### PROVIDED DATA
[Start of section]

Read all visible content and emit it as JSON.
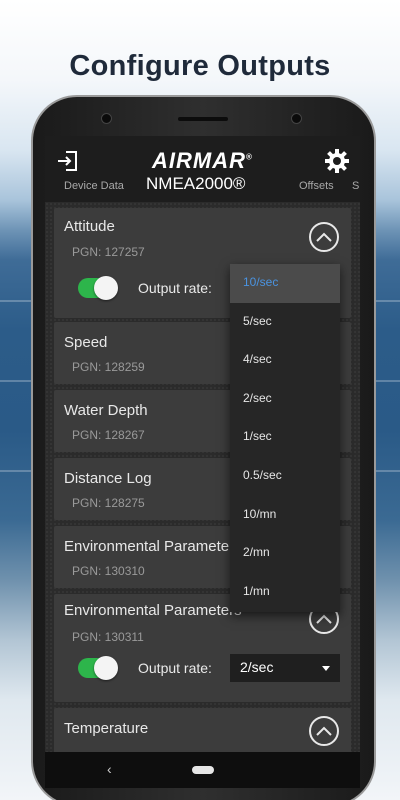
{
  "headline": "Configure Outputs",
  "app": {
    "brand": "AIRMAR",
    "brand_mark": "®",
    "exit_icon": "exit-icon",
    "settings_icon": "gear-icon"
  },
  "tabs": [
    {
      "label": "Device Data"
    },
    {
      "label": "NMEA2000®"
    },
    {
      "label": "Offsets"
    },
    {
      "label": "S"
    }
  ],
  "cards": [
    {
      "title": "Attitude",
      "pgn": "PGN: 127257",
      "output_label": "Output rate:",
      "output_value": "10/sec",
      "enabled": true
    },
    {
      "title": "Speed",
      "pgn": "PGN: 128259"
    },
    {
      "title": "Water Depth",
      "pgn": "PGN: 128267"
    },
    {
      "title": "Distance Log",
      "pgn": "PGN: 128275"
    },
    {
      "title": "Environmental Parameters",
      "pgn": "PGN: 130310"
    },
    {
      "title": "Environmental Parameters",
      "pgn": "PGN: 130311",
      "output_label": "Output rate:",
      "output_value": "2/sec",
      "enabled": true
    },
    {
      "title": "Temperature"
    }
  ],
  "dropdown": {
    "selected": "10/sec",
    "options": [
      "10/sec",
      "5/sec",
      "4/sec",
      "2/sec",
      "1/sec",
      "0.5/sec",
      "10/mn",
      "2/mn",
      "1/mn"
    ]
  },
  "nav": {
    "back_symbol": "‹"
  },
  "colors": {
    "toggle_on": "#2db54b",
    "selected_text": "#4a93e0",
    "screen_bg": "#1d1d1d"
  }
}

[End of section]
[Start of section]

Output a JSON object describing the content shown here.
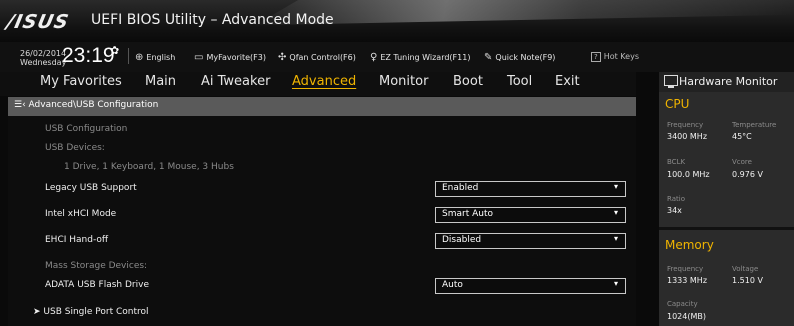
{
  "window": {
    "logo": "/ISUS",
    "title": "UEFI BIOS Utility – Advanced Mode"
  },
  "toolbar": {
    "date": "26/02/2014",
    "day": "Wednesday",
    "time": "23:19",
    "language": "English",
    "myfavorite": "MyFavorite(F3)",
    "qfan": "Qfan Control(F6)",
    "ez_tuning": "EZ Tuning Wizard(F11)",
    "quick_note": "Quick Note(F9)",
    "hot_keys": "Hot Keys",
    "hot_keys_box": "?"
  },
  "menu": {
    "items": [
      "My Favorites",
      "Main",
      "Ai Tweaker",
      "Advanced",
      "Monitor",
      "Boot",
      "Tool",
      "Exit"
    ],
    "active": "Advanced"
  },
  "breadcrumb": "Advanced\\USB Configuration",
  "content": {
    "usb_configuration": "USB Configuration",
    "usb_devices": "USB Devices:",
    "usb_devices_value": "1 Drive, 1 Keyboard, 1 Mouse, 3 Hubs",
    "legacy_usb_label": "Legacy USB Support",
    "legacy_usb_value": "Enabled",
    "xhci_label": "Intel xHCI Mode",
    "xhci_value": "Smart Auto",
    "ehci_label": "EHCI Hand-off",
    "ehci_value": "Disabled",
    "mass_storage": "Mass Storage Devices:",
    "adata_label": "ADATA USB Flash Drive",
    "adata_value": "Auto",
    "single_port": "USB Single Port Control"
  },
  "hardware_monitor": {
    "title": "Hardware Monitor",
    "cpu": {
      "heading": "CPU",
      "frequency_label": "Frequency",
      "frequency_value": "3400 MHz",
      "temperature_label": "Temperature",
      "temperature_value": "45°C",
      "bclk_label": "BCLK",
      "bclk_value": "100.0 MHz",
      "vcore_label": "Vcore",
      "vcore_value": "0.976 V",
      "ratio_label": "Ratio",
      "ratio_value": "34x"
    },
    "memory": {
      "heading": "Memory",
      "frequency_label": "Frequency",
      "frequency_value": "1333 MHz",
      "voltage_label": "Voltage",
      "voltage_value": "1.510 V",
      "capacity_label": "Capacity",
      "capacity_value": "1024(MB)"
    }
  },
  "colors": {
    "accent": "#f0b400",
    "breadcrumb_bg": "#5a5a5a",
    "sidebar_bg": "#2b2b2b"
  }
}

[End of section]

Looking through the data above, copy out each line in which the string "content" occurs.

Read all visible content and emit it as JSON.
Output a JSON object describing the content shown here.
  "content": {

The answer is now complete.